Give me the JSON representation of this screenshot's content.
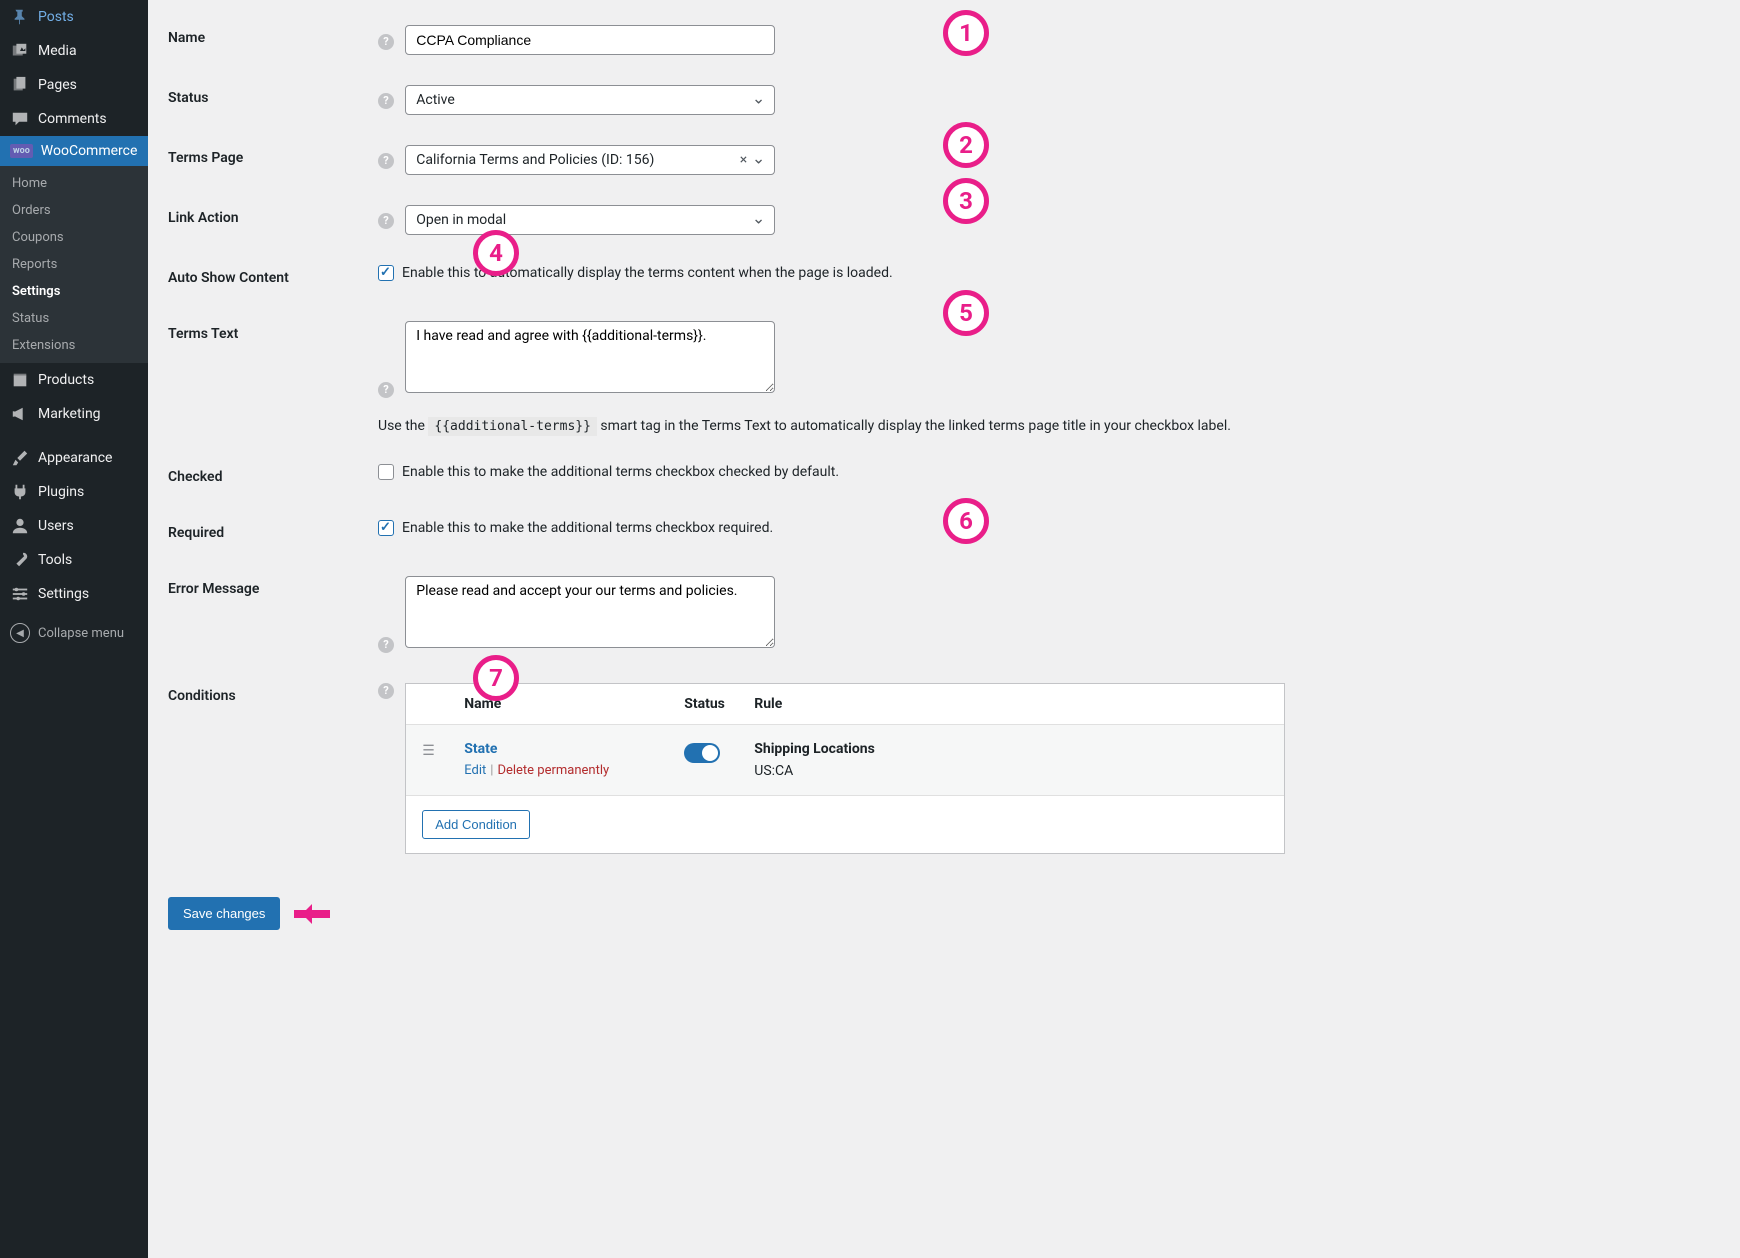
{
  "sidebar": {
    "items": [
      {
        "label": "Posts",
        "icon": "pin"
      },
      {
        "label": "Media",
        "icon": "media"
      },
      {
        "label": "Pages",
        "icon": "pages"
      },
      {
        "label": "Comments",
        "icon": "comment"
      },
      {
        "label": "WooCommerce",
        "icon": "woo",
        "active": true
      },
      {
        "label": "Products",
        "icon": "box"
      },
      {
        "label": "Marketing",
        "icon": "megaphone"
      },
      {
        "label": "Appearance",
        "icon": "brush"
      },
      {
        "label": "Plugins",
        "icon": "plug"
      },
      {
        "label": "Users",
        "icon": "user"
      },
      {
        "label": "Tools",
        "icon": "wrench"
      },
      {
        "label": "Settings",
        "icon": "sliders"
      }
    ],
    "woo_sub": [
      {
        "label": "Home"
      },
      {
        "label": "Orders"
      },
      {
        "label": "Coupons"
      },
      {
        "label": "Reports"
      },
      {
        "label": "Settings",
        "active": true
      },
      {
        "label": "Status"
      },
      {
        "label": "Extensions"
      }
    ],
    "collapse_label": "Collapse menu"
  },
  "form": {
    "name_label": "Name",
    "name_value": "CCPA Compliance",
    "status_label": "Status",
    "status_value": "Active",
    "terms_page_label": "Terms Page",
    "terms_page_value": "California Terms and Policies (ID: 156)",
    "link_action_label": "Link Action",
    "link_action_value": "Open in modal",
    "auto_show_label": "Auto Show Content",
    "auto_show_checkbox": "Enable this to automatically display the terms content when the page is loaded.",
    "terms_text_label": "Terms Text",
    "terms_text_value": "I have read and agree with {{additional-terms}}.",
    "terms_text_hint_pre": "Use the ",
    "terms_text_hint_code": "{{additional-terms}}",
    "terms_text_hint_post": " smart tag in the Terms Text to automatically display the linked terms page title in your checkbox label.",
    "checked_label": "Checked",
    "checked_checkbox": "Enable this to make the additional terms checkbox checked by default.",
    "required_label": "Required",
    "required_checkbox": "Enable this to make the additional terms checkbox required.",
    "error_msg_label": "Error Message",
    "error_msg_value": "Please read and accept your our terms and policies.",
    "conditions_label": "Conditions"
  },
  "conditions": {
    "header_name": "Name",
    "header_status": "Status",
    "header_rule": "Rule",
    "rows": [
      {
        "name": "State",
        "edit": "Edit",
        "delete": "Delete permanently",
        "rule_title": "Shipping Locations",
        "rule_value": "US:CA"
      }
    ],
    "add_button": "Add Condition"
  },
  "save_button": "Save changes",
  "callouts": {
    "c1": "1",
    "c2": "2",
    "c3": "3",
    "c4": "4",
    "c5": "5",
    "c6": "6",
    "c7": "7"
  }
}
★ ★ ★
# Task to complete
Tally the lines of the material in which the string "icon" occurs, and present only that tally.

# Completed exercise
12